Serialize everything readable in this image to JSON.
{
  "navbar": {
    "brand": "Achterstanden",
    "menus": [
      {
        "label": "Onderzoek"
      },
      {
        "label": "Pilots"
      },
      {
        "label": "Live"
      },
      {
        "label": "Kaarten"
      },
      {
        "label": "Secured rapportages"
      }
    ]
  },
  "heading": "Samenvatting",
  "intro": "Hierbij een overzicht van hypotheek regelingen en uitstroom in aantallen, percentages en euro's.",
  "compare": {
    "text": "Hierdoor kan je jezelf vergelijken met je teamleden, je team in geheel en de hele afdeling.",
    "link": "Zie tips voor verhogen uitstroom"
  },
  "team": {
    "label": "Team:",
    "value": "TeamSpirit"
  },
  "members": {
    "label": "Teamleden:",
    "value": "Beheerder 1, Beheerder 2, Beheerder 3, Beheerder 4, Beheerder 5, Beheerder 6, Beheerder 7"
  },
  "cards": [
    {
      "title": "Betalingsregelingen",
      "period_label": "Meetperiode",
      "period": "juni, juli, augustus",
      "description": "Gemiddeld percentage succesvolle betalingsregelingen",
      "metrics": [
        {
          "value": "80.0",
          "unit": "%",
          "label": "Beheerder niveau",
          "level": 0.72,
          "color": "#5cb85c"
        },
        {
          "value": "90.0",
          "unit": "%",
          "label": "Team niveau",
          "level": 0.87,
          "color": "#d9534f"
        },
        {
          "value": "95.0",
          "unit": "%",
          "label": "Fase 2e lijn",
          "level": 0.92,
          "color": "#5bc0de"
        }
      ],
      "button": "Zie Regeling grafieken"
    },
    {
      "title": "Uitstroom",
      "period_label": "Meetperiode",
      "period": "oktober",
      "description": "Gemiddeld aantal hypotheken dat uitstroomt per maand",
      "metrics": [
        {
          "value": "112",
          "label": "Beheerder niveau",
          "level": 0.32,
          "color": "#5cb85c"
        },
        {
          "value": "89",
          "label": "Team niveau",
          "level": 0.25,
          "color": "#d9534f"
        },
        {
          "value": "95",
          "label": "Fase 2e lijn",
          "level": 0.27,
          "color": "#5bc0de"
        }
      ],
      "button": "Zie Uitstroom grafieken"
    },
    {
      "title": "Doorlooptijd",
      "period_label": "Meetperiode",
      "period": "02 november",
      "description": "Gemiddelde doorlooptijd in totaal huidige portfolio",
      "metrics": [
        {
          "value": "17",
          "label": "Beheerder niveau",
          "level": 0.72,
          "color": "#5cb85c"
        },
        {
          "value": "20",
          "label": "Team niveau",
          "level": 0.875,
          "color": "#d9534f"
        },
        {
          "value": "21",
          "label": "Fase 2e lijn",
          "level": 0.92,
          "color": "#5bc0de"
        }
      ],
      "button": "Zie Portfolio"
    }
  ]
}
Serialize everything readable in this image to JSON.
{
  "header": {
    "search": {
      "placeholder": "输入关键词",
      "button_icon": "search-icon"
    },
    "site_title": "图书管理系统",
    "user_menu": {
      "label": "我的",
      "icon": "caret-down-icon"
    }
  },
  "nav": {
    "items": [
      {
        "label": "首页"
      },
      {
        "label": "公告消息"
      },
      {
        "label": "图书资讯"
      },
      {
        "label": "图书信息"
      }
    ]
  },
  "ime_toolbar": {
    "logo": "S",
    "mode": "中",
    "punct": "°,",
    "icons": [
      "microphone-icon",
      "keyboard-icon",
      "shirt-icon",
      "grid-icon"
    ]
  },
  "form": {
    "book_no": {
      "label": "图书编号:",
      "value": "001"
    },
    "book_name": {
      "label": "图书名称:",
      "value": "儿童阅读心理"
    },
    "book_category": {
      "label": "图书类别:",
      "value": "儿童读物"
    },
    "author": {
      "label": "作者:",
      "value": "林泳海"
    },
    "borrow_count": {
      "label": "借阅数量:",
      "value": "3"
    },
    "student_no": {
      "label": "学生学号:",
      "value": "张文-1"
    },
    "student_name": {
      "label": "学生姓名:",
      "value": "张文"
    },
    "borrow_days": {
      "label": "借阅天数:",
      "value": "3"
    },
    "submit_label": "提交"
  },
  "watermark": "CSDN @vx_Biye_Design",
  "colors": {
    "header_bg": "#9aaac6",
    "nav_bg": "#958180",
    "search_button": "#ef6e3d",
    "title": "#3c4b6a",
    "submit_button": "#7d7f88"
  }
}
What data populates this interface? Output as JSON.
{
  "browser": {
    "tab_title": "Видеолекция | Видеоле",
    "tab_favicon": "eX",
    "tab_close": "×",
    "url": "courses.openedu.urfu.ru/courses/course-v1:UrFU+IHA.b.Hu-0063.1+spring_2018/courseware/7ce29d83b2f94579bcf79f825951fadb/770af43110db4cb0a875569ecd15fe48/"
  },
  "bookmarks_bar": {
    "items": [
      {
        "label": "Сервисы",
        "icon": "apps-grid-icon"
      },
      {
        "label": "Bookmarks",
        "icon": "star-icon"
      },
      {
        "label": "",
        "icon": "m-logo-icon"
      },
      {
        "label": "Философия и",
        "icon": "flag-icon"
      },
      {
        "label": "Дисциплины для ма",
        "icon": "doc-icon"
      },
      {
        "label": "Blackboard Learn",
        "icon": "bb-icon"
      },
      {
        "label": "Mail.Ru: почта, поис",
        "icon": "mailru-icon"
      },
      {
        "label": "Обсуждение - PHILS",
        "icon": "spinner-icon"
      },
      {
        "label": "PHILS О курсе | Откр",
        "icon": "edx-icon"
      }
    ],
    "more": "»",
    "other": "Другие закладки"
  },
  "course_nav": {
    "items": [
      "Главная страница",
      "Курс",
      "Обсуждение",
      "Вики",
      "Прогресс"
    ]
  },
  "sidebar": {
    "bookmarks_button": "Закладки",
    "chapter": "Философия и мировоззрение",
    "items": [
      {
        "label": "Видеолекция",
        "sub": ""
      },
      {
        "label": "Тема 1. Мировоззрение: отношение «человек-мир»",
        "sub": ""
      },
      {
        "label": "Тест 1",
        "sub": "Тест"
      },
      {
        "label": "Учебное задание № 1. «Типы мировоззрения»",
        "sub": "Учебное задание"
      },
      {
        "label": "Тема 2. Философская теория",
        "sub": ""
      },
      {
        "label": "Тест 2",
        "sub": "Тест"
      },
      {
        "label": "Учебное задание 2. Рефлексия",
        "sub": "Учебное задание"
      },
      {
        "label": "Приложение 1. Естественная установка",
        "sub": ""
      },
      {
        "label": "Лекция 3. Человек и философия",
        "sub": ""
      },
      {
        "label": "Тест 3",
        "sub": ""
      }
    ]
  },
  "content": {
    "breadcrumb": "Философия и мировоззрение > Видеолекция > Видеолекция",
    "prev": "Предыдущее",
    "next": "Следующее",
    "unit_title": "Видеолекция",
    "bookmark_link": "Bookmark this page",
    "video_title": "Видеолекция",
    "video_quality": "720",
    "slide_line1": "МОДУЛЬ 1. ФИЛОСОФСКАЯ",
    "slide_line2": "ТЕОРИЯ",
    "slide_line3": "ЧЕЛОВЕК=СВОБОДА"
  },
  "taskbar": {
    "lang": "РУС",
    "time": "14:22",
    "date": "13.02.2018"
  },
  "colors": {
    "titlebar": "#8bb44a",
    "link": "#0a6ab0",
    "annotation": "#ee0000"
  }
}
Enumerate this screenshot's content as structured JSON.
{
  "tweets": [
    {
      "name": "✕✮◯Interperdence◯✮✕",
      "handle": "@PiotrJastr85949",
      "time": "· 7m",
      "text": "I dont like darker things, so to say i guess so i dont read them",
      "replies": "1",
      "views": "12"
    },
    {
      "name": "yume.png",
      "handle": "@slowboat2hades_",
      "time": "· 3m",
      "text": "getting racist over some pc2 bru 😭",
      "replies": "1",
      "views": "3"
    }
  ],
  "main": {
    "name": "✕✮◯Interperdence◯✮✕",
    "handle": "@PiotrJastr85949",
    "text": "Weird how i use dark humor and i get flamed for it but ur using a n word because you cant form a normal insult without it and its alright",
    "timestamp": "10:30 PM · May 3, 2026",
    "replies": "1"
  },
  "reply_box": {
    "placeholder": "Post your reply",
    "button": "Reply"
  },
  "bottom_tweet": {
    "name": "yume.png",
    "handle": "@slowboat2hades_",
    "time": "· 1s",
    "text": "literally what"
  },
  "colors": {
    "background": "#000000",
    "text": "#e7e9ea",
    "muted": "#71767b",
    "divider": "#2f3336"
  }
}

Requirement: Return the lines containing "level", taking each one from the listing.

Expected answer:
          "level": 0.72,
          "level": 0.87,
          "level": 0.92,
          "level": 0.32,
          "level": 0.25,
          "level": 0.27,
          "level": 0.72,
          "level": 0.875,
          "level": 0.92,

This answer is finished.